Problem requirements:
Here is a block of records. Copy every line in it that includes "value".

Material provided:
══════

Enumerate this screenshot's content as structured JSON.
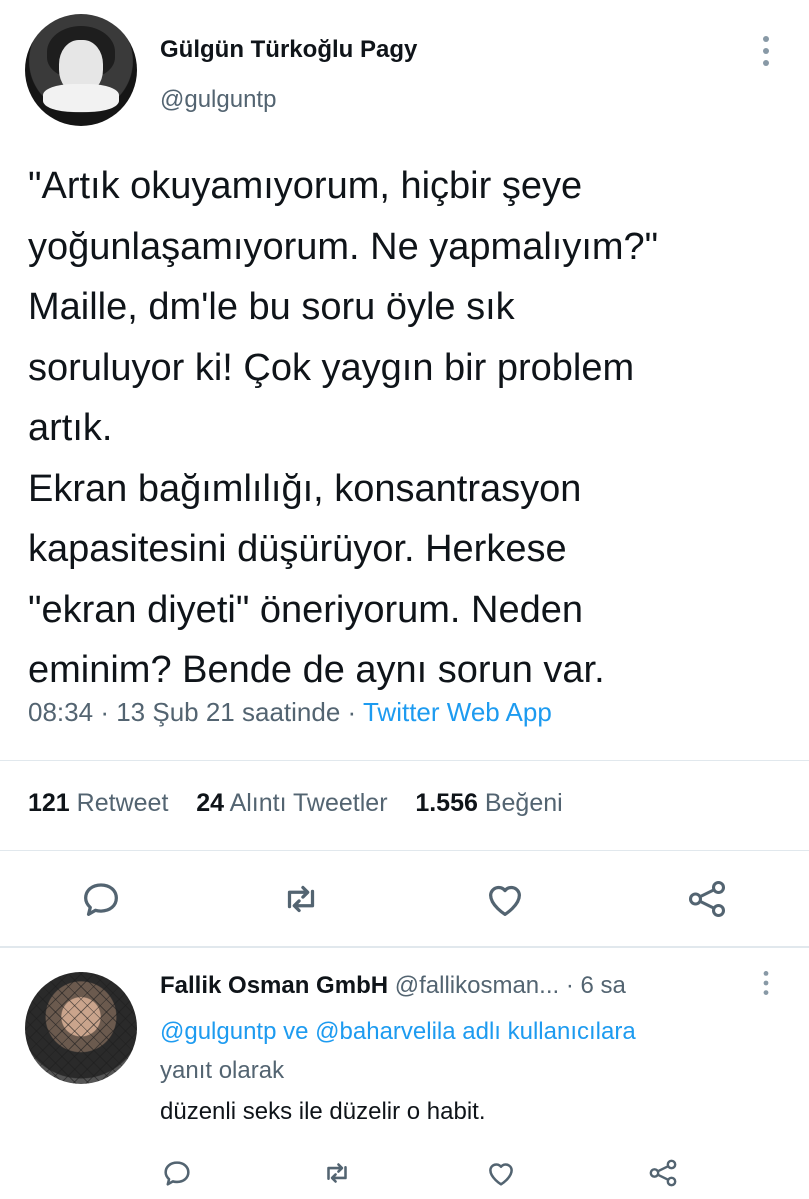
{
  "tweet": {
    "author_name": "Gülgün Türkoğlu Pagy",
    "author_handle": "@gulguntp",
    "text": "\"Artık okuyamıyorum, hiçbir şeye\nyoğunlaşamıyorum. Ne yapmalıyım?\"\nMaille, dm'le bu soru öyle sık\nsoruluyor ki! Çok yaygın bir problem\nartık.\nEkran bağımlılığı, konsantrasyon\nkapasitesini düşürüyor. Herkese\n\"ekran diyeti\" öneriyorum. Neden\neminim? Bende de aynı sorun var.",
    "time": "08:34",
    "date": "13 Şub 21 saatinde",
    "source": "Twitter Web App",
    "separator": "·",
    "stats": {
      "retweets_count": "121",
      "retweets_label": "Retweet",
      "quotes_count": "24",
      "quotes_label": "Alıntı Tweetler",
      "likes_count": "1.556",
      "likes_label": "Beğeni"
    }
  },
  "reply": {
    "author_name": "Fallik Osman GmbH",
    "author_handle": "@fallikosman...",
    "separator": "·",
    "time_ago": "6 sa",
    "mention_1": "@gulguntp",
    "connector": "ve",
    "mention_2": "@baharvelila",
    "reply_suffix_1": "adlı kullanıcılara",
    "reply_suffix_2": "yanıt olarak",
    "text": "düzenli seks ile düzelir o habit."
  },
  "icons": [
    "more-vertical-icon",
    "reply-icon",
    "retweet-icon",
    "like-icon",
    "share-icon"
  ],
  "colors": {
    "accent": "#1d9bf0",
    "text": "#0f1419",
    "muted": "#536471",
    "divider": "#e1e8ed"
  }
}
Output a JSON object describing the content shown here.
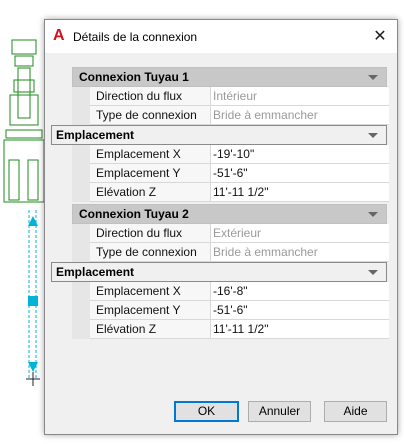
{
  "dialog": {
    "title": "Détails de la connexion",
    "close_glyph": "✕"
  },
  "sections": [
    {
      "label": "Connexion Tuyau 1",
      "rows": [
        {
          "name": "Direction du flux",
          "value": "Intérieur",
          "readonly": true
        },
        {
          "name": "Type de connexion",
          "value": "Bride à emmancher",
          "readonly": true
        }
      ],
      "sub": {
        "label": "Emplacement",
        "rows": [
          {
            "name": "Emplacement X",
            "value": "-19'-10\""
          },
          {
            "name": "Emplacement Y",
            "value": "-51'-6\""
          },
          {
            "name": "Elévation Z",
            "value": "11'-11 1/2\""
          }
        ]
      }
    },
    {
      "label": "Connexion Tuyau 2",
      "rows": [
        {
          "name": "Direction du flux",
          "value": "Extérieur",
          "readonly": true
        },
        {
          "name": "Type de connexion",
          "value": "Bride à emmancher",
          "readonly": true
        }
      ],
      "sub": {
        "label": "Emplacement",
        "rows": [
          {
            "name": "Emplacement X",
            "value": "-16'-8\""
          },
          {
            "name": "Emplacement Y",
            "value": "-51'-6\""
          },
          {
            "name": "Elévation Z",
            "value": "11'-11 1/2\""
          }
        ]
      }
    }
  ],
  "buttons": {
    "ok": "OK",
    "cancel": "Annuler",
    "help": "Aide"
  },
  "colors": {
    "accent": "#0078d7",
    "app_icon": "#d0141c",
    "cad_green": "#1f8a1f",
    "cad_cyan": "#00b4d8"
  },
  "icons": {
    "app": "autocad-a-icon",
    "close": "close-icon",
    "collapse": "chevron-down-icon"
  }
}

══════

Reply:
          "value": "Intérieur",
          "value": "Bride à emmancher",
            "value": "-19'-10\""
            "value": "-51'-6\""
            "value": "11'-11 1/2\""
          "value": "Extérieur",
          "value": "Bride à emmancher",
            "value": "-16'-8\""
            "value": "-51'-6\""
            "value": "11'-11 1/2\""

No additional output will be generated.